Lesser’s project Tilt, takes the gendered labor of beadwork as a starting point to develop a critical text assembled reflecting both her research and craft as laborious meditation on the intersections and discriminatory siloing of art, craft, scholarship.
She writes, “beadwork is traditionally and historically women’s work. Like other modes of knowledge originating with women, the production and transmission has historically been characterized as nonintellectual and lesser compared to that of their male counterparts, thus undermining and invalidating it. Another obstacle is the historical categorization of women’s knowledge as “non-knowledge” by the West because of the domestic nature of women’s work, which continues to prop up hierarchical and patriarchal structures.

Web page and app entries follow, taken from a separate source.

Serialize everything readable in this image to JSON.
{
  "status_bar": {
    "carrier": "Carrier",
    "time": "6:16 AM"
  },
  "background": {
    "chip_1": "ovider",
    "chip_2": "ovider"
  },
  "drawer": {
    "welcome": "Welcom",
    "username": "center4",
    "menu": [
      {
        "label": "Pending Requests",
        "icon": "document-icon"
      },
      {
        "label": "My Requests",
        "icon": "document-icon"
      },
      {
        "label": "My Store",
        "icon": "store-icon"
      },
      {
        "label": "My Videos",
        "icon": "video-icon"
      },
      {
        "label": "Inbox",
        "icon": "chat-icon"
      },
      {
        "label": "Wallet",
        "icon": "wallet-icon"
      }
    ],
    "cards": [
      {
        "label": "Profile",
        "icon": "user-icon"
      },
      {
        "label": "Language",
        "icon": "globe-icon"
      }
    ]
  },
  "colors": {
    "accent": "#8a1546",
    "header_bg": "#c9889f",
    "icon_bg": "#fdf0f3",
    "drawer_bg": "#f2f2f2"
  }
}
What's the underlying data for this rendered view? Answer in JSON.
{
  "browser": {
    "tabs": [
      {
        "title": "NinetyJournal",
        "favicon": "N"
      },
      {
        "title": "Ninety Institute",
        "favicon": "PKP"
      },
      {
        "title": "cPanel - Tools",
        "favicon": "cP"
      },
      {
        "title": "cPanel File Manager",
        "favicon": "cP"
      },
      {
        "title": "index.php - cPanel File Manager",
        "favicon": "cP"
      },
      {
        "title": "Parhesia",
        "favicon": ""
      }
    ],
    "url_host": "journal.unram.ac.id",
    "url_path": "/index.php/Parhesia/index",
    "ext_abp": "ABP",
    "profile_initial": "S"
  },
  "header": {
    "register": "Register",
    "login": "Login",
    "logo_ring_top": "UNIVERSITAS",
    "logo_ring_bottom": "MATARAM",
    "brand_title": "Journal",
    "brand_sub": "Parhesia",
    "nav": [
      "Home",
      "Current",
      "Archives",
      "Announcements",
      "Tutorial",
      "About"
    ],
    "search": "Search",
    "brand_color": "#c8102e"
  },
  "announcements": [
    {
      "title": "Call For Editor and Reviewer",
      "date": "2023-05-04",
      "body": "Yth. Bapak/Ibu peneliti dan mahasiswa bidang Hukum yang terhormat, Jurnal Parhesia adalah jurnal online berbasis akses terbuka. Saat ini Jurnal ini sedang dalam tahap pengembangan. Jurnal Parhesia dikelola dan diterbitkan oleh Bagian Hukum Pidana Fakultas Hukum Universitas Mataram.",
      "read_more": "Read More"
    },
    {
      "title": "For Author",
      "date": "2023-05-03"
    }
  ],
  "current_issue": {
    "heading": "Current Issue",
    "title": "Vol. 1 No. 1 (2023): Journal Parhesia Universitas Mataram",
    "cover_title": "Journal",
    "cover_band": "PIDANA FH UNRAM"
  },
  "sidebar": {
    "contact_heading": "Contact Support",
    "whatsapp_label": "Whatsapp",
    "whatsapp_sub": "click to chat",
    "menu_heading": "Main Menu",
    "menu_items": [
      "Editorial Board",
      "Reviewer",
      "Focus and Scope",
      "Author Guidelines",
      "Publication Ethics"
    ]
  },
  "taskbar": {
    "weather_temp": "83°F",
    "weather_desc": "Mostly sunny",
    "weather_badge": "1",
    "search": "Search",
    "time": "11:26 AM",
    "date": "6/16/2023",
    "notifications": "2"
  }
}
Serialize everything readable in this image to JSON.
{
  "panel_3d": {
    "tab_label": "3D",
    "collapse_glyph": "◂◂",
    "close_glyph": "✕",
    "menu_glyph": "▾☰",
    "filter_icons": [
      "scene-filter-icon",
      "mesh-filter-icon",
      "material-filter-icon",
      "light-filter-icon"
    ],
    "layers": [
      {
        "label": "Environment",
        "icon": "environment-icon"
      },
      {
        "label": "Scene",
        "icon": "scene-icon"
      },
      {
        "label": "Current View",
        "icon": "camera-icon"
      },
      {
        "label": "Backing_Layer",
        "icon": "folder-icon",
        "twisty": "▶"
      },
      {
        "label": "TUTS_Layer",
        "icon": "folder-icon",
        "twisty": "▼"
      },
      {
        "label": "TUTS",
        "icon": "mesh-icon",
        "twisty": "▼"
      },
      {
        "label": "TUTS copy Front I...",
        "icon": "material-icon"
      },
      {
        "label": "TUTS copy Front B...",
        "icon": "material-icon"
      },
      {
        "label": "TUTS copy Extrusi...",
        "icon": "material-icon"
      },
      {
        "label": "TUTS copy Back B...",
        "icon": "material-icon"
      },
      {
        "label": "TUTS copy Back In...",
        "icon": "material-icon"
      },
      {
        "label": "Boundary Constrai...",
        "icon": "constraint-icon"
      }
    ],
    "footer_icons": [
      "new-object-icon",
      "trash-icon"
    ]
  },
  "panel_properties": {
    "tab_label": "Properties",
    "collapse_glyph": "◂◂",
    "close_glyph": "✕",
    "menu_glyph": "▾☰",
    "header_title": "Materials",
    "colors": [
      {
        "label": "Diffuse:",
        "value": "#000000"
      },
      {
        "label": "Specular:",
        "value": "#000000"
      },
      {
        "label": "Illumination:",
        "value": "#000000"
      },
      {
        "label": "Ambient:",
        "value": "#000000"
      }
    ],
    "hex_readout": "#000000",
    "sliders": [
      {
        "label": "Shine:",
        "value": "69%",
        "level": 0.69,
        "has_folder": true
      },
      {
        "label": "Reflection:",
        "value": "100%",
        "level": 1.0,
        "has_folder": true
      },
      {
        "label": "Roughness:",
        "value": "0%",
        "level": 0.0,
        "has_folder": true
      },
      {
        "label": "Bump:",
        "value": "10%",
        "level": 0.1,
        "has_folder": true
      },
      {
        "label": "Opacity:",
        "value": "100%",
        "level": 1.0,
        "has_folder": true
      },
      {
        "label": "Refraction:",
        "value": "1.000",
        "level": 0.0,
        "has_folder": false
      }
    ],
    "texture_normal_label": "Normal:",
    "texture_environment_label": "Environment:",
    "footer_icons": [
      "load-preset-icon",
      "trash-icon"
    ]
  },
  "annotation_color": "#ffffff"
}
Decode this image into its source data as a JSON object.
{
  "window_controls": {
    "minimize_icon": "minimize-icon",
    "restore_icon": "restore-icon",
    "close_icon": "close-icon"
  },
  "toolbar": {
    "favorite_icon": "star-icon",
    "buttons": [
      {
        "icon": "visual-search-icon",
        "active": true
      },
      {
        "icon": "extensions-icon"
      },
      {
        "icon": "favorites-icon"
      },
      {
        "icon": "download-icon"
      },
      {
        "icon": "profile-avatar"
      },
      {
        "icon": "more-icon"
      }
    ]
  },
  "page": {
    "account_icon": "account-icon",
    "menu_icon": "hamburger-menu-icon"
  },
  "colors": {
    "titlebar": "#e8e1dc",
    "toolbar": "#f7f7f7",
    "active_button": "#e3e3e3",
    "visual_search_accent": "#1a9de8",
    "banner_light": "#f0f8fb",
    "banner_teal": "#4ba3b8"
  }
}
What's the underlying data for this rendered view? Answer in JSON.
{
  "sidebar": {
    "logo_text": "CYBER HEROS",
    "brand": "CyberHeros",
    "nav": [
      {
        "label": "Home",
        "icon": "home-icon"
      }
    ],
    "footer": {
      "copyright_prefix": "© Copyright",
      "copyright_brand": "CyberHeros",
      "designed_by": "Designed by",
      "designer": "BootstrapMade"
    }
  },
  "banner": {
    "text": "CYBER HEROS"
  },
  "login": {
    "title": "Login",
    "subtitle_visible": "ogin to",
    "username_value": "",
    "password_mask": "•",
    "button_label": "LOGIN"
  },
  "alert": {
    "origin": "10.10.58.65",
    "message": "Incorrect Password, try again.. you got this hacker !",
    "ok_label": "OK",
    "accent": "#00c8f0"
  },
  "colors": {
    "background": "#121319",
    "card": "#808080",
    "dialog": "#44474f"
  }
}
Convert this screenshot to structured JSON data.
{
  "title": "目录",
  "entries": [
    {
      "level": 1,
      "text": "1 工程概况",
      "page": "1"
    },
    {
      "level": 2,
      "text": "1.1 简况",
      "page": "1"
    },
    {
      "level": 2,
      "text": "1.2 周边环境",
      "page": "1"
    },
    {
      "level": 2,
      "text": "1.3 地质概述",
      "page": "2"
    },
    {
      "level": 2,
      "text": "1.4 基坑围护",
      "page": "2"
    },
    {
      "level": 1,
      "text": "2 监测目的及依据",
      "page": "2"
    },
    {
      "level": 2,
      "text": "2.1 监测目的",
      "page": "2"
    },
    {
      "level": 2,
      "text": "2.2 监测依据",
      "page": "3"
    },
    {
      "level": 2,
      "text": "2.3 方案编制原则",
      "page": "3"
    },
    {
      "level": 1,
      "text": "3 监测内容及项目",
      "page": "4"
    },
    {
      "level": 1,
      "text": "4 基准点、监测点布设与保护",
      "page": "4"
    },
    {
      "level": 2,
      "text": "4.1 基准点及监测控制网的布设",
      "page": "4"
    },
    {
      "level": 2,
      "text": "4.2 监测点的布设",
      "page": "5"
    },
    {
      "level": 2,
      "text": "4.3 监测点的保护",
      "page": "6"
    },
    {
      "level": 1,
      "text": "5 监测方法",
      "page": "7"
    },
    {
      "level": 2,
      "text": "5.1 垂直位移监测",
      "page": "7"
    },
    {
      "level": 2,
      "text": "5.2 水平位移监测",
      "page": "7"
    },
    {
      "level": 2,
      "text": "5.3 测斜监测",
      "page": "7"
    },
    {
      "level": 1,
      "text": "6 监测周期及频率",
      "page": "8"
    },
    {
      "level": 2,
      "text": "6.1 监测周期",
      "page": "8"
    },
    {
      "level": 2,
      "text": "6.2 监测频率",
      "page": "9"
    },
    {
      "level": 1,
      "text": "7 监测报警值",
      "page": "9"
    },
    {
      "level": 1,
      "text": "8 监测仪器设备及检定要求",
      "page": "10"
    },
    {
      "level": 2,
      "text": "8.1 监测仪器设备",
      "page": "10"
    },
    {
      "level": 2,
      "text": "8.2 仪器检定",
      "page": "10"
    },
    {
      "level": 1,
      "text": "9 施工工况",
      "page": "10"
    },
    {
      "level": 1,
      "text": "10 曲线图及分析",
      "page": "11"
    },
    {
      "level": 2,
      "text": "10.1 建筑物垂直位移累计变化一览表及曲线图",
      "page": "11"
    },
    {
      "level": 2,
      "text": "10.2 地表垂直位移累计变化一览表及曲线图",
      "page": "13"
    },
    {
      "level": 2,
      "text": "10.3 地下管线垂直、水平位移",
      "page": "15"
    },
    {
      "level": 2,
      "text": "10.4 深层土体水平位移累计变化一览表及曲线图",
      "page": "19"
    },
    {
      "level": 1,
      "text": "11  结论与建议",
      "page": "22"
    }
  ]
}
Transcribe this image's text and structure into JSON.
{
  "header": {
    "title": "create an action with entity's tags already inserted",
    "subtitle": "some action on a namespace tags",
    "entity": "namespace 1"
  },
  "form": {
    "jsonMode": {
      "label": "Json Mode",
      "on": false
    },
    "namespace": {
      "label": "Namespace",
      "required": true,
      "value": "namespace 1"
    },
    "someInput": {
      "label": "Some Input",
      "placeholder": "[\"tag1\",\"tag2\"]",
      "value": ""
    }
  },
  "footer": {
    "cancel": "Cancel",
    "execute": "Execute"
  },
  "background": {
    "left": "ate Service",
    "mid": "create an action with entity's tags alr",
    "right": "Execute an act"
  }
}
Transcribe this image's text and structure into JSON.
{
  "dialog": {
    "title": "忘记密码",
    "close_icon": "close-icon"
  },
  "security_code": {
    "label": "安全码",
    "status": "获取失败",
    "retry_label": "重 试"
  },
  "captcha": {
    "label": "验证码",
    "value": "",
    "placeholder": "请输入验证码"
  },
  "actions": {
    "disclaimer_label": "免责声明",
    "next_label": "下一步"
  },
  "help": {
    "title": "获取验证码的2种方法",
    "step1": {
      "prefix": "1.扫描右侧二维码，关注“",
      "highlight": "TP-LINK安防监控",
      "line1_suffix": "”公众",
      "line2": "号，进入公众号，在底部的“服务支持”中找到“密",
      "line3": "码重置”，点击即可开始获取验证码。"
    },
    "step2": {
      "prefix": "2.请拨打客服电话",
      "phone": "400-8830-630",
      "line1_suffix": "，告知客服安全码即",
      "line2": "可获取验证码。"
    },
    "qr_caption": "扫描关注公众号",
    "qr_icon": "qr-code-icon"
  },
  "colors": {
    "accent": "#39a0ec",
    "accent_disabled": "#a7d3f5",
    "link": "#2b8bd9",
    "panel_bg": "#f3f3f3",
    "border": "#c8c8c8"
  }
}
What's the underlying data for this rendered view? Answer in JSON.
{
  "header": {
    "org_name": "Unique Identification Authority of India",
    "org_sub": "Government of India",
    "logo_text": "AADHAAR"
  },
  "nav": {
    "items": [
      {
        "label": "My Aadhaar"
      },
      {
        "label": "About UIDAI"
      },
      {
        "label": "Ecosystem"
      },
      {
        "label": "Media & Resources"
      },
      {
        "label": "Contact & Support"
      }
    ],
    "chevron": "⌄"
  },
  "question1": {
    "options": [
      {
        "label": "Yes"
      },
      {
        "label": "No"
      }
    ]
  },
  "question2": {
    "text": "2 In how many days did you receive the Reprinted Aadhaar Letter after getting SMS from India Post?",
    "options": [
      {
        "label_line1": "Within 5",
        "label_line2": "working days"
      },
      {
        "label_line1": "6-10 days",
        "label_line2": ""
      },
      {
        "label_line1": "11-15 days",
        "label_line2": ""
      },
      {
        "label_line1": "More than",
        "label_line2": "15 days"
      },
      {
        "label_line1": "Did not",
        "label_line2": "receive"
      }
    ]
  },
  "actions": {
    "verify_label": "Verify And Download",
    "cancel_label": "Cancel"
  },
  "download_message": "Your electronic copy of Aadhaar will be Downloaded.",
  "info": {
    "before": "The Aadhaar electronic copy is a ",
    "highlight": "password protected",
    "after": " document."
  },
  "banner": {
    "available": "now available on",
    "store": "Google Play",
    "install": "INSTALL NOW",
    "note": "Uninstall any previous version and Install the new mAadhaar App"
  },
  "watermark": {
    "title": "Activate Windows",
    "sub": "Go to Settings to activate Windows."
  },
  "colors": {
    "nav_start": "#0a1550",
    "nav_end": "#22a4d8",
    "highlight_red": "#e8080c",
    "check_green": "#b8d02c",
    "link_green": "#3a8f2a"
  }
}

Beading and other craftwork has a long and rich feminist history, which led me to my most recent endeavor of creative research, my beaded book. Through my use of beading as a method for creative inquiry, I follow in the footsteps of thousands of years of women across the world who used beading to heal, build community and relationships, tell stories and share knowledge.
I was unable to find anyone creating a book made entirely of beads, so venturing into this uncharted territory has been motivating. I have enjoyed adopting this practice into a more contemporary context, illustrating my own artwork which I then translate into patterns. The story is a reflection on love, a concept which has become complicated in more nuanced ways because of technology and patriarchal notions which continue to embed themselves subtly in every aspect of society. Tilt is a beaded comic book which tells the story of two people who are drifting apart from each other, both literally and emotionally. One tries to fight the drifting by chasing the other. Because the story is not reflected through words or dialogue, I convey this push and pull between the two characters through scale and perspective shifts. The first half of the story is set inside their shared space. In the first half, the two figures manifest themselves through objects. Specifically, reflective objects like glasses, windows, mirrors, and screens. Once the setting moves outdoors, the entities form as people-like figures. They drift further and further apart, but eventually end up back in their old habits, for better or worse. Because you get a mirror image when you flip a page over, the pages connect as you move through the book. Each bead is individually stitched, which results in an incredibly strong final piece. The feelings and emotions I experience as I perform the act and process of beading are reflected in and embedded within the finished beadwork.”
This project was made possible through support of Frank-Ratchye Further Fund Grant #2023-004.